Mineral collectors know about the fine magnetite, sphalerite, hexagonite, chrome tremolite, lazulite, etc. that have come from the various mines in the Balmat-Edwards Zinc District of upstate New York. Mineralogists have studied the district for decades discovering new minerals like turneaureite and donpeacorite. But seldom are we offered such a wonderful opportunity to learn the geology of the district as afforded those attending the New York State Geological Symposium in Alexander Bay in October.
The opening address was delivered by William deLorraine, Chief Geologist for St Lawrence Zinc Co. in Gouverneur, NY. Bill is also the President of the St. Lawrence County Gem and Mineral Club.
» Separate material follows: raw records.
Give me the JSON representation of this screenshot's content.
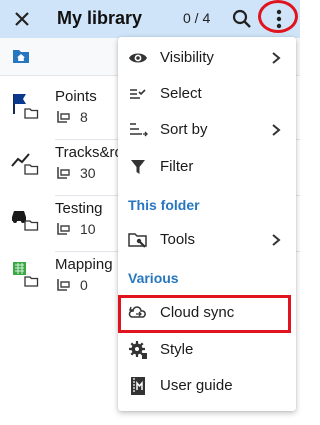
{
  "appbar": {
    "title": "My library",
    "counter": "0 / 4",
    "icons": [
      "close-icon",
      "search-icon",
      "more-vert-icon"
    ]
  },
  "location": {
    "icon": "home-folder-icon"
  },
  "list": [
    {
      "name": "Points",
      "count": "8",
      "icon": "flag-folder-icon"
    },
    {
      "name": "Tracks&ro",
      "count": "30",
      "icon": "track-folder-icon"
    },
    {
      "name": "Testing",
      "count": "10",
      "icon": "car-folder-icon"
    },
    {
      "name": "Mapping",
      "count": "0",
      "icon": "map-folder-icon"
    }
  ],
  "menu": {
    "visibility": "Visibility",
    "select": "Select",
    "sort_by": "Sort by",
    "filter": "Filter",
    "section_folder": "This folder",
    "tools": "Tools",
    "section_various": "Various",
    "cloud_sync": "Cloud sync",
    "style": "Style",
    "user_guide": "User guide"
  },
  "colors": {
    "appbar": "#cfe4f8",
    "accent": "#2777c0",
    "highlight": "#e0141e"
  }
}
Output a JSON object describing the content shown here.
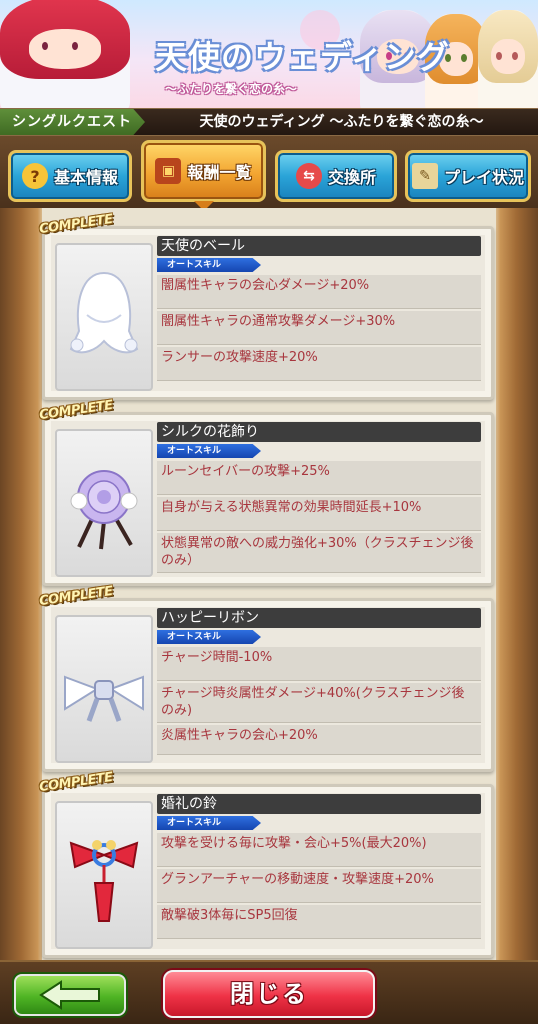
{
  "banner": {
    "title": "天使のウェディング",
    "subtitle": "～ふたりを繋ぐ恋の糸～"
  },
  "quest_bar": {
    "type": "シングルクエスト",
    "name": "天使のウェディング ～ふたりを繋ぐ恋の糸～"
  },
  "tabs": [
    {
      "label": "基本情報",
      "icon": "question-icon"
    },
    {
      "label": "報酬一覧",
      "icon": "treasure-chest-icon"
    },
    {
      "label": "交換所",
      "icon": "exchange-icon"
    },
    {
      "label": "プレイ状況",
      "icon": "scroll-icon"
    }
  ],
  "rewards": [
    {
      "status": "COMPLETE",
      "name": "天使のベール",
      "skill_tag": "オートスキル",
      "icon": "veil-icon",
      "effects": [
        "闇属性キャラの会心ダメージ+20%",
        "闇属性キャラの通常攻撃ダメージ+30%",
        "ランサーの攻撃速度+20%"
      ]
    },
    {
      "status": "COMPLETE",
      "name": "シルクの花飾り",
      "skill_tag": "オートスキル",
      "icon": "flower-ornament-icon",
      "effects": [
        "ルーンセイバーの攻撃+25%",
        "自身が与える状態異常の効果時間延長+10%",
        "状態異常の敵への威力強化+30%（クラスチェンジ後のみ）"
      ]
    },
    {
      "status": "COMPLETE",
      "name": "ハッピーリボン",
      "skill_tag": "オートスキル",
      "icon": "ribbon-icon",
      "effects": [
        "チャージ時間-10%",
        "チャージ時炎属性ダメージ+40%(クラスチェンジ後のみ)",
        "炎属性キャラの会心+20%"
      ]
    },
    {
      "status": "COMPLETE",
      "name": "婚礼の鈴",
      "skill_tag": "オートスキル",
      "icon": "bell-charm-icon",
      "effects": [
        "攻撃を受ける毎に攻撃・会心+5%(最大20%)",
        "グランアーチャーの移動速度・攻撃速度+20%",
        "敵撃破3体毎にSP5回復"
      ]
    }
  ],
  "footer": {
    "back_icon": "left-arrow-icon",
    "close_label": "閉じる"
  }
}
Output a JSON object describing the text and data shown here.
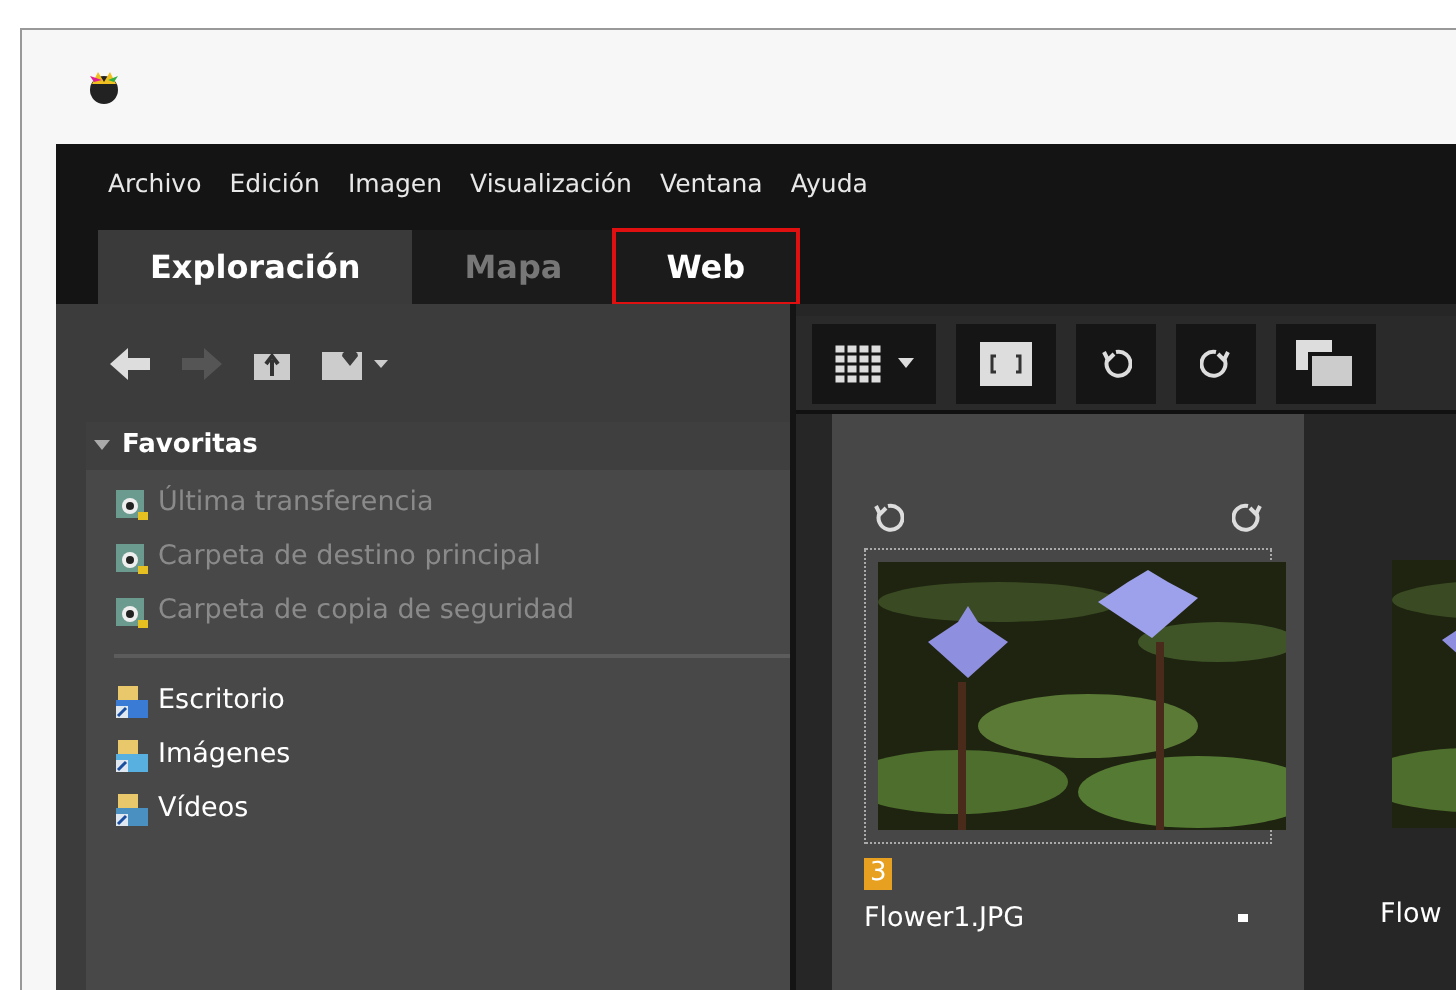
{
  "menu": [
    "Archivo",
    "Edición",
    "Imagen",
    "Visualización",
    "Ventana",
    "Ayuda"
  ],
  "tabs": [
    {
      "label": "Exploración",
      "selected": true,
      "disabled": false,
      "highlighted": false
    },
    {
      "label": "Mapa",
      "selected": false,
      "disabled": true,
      "highlighted": false
    },
    {
      "label": "Web",
      "selected": false,
      "disabled": false,
      "highlighted": true
    }
  ],
  "sidebar": {
    "section": {
      "title": "Favoritas",
      "expanded": true
    },
    "favorites": [
      {
        "label": "Última transferencia",
        "disabled": true
      },
      {
        "label": "Carpeta de destino principal",
        "disabled": true
      },
      {
        "label": "Carpeta de copia de seguridad",
        "disabled": true
      }
    ],
    "folders": [
      {
        "label": "Escritorio",
        "kind": "desktop"
      },
      {
        "label": "Imágenes",
        "kind": "pictures"
      },
      {
        "label": "Vídeos",
        "kind": "videos"
      }
    ]
  },
  "thumbnails": [
    {
      "filename": "Flower1.JPG",
      "badge": "3",
      "selected": true
    },
    {
      "filename": "Flow",
      "selected": false
    }
  ]
}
His focus at NYSGA was on the geologic evolution of the world-class zinc deposits known as the Balmat-Edwards Zinc District. Although sphalerite (ZnS) was discovered at Balmat in the 1830s and has been exploited since 1915, the complex geologic history of the ores remains problematic. Originally deposited in a carbonate-rich sedimentary exhalative environment, the entire region was subjected to Upper Amphibolite grade metamorphism (~650° C and ~6 Kbars pressure) during Grenville time (ca.1.15-1.2 Billion years). At that time significant deformation affected all rock units, and sphalerite ore bodies were remobilized. The sphalerite is not thought to have melted, but rather to have taken on a plastic character, migrating along weaknesses at great depth. Bill refers to the remobilized bodies as daughter ores and has spent his career tracking their convoluted movement during mobilization and looking for the elusive, and perhaps larger, parent ores. Due to the multiple stages of deformation this is not an easy task. His talk, including animated graphics demonstrating how the sphalerite is thought to have migrated, was informative and entertaining. And, yes, he did show some slides of the pretty minerals the district is known for (hexagonite, magnetite, chrome tremolite, and more).
A Bit on the Economics of Zinc
From 1930 to 2001, the Balmat Mine mined 33 million tons of ore with an average grade of 8.7% zinc. Depressed zinc prices forced closure in 2001, but the mine came back to life in 2006 when zinc prices spiked and remained open until August of 2008. Although not operating, the mine is maintained in a “ready to operate mode,” pumping it out regularly and maintaining all essential equipment. Zinc currently sells for about $1.02/pound, up from 80 cents earlier in the year. Unlike gold, silver, copper, and oil zinc price has not dropped during the 2014 downturn in other commodity prices. Furthermore, the Balmat-Edwards District is not out of ore. A quick look at the chart below is illustrates what the mine needs to re-open, stable zinc prices above $1 or perhaps at $1.20/pound.